- Provide proof, 90 days before applying, that they have almost £1,000 in savings and so can support themselves, unless they are “A-rated”;
- Provide a certificate of sponsorship from an event organiser – who must take responsibility for them – or a letter of invitation in some circumstances.
With this comes the collapse of musical communities and further troubles for already struggling small music venues. We, as a musical community, rely on Europe as a touring market. Just last year alone the industry was worth £111bn a year to the economy. It is the natural stepping stone to stardom for a successful new band and the perfect advert of our nations cultural capability. This ruling is a backward step. Heck, it is a prehistoric step. One ponders whether the current government even wants culture to thrive, should we all be incoherent robots who lack inquisition? Mere tools for austerity and economical stat boosting?
This is, of course, British policy. However, as negotiations grow uglier, one must assume that such a ruling will be reciprocated. Remember when former culture minister Nigel Adams suggested that the creative industries would be protected post-Brexit? Well, never trust a politician I say!
I want to find anger and irritation in the thought of Priti Patel and Boris Johnson joyously celebrating an immigration policy not seen since the pre-histories. But somehow, when I close my eyes and picture the true beneficiaries of this travesty I see the executives of global (yes global, not British) record and touring companies. It is they, and their artists at the upper end of the touring spectrum, who profit most from this.
Brexit as a concept is just as much about securing the financial exclusiveness of the 1% as it is leaving the European Union. Companies such as EMI, Sony Records, AEG, Warner and Live Nation already hold a monopoly over western music. The big company will want more. With the bottom half of the industry cut-off from the European touring sector, it will be the majors who enter the market it leaves behind. Less musical choice gives them more of an ability to cherry pick the artists they want to push, and force it down your helpless ear-holes. Yet another nail in the coffin of mainstream individuality. This is, in reality, a coup.
Some commentators suggest: why should the rules for Europe be any different. Non-EU artists do just fine, right? Here’s a question: how many American/Australian/Chinese/Japanese (delete as applicable) bands have broke the UK without mainstream investment? Nada, zilch. Why? Geography… Travelling Europe on a shoestring budget is tough, but do-able. Travelling Europe on the same budget, but with added visas and touring licences in the mix. For the working class artists this is all but impossible. Governments do love a bit of class cleansing. Oh, and another win for the major labels, right!
What happens now? In truth, the future of European touring is dismal, much like touring America/South America/Asia is for new bands currently. Our country has no real funding mechanism in place for upcoming musicians to tour the world, no doubt extending to the EU post transition period. Most European governments do but not ours, ours is yet to grasp the meaning of the word culture.

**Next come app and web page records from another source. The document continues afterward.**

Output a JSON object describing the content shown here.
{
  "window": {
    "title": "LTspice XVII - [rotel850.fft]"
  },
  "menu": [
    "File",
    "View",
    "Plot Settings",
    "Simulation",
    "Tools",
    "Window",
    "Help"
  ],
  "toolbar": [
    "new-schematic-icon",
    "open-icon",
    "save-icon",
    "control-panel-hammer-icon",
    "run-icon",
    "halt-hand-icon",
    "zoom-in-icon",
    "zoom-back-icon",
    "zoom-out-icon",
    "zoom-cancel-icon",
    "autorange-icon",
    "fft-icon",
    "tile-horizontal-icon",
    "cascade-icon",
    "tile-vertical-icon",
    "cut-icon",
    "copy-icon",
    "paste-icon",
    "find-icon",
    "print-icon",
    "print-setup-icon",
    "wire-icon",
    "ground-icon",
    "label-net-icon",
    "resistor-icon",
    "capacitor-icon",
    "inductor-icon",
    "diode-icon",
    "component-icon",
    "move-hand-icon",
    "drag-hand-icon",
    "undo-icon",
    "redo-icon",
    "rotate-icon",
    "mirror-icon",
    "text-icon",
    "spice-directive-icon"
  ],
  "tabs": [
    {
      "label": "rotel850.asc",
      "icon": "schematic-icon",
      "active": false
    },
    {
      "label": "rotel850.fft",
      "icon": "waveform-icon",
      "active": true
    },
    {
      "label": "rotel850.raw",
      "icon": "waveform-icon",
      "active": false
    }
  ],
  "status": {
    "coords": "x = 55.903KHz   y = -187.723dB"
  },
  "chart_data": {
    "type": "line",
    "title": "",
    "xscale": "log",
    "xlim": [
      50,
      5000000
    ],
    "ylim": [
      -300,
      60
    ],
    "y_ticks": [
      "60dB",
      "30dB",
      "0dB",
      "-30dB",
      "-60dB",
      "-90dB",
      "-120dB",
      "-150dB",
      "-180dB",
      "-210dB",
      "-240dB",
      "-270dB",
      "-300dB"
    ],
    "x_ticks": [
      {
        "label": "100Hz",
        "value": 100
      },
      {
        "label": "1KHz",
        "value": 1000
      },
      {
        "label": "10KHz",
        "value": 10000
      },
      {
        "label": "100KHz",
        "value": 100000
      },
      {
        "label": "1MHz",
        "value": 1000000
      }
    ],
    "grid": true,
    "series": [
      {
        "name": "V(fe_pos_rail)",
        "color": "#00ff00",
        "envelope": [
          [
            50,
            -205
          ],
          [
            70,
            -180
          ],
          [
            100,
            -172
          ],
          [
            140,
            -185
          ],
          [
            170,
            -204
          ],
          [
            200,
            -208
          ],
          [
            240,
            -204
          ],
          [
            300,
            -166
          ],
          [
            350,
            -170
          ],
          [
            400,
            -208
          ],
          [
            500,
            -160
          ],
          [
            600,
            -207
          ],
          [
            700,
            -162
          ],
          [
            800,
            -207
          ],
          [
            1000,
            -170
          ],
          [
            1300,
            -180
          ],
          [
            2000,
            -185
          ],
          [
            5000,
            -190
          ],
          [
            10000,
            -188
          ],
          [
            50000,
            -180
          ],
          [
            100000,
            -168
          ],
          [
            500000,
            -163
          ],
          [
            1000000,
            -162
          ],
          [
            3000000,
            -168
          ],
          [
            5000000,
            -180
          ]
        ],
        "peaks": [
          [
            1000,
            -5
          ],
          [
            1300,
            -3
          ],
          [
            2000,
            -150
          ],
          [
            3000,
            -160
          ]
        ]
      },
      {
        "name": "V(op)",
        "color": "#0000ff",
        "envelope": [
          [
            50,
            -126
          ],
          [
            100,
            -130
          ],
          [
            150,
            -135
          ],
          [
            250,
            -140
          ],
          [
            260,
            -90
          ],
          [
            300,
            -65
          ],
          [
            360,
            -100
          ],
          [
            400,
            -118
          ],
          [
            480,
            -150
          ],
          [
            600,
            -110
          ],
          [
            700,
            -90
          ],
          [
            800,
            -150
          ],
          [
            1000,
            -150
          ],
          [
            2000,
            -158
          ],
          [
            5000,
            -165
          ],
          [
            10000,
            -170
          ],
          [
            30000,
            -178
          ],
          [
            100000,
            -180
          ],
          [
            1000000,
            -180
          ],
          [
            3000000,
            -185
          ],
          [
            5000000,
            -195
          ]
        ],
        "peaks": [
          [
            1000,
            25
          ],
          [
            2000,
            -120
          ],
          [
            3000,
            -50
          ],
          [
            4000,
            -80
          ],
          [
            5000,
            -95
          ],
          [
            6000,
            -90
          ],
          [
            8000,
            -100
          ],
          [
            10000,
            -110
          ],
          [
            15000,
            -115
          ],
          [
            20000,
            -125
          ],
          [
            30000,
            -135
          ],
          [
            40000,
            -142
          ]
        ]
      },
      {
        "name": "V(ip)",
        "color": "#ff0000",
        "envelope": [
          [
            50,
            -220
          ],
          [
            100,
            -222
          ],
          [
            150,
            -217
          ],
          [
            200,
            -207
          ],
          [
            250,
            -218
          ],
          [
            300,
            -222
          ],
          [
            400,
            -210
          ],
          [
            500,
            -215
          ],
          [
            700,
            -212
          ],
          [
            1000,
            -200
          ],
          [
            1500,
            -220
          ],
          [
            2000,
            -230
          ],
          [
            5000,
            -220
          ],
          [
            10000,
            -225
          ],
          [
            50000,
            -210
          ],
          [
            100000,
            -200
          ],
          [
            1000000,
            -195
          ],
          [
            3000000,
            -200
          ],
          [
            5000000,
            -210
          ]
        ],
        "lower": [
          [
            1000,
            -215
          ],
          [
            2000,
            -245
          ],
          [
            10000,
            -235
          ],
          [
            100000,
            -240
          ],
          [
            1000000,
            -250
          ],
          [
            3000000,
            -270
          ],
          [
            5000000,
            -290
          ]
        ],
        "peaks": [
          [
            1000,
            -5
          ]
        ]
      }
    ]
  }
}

Brexit is a watershed moment for Britain. It has always been about protecting the 1%. For music and culture, the forecasts bring grim reading.
Peter Doherty & The Puta Madres – A conglomeration of EU and world nationals. Brexit threatens to rip this band apart. It’s togetherness and diversity make it special, a unique mixture of inspiration.
The Jacques – A band who have relentlessly toured France and the rest of the continent. They see European crowds as more receptive to the unknown. If the EU reciprocate this ruling, which is most likely, such tours would not have happened.